> Work order
A word-for-word repetition of all the entries is needed.

(Records drawn from a dataset)
=== Begin Enclosure ===
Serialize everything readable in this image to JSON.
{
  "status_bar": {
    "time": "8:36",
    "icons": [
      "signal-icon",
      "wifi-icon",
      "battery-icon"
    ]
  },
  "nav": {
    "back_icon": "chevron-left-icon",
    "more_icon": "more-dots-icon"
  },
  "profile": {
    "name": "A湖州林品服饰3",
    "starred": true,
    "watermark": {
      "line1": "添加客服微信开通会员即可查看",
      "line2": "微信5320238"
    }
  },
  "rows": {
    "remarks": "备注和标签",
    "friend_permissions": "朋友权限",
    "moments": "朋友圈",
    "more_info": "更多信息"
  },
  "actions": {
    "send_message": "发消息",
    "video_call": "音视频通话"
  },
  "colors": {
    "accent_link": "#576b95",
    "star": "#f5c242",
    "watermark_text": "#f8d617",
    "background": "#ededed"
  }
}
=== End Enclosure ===
> Output for this exercise
Serialize everything readable in this image to JSON.
{
  "status_bar": {
    "time": "8:36",
    "icons": [
      "signal-icon",
      "wifi-icon",
      "battery-icon"
    ]
  },
  "nav": {
    "back_icon": "chevron-left-icon",
    "more_icon": "more-dots-icon"
  },
  "profile": {
    "name": "A湖州林品服饰3",
    "starred": true,
    "watermark": {
      "line1": "添加客服微信开通会员即可查看",
      "line2": "微信5320238"
    }
  },
  "rows": {
    "remarks": "备注和标签",
    "friend_permissions": "朋友权限",
    "moments": "朋友圈",
    "more_info": "更多信息"
  },
  "actions": {
    "send_message": "发消息",
    "video_call": "音视频通话"
  },
  "colors": {
    "accent_link": "#576b95",
    "star": "#f5c242",
    "watermark_text": "#f8d617",
    "background": "#ededed"
  }
}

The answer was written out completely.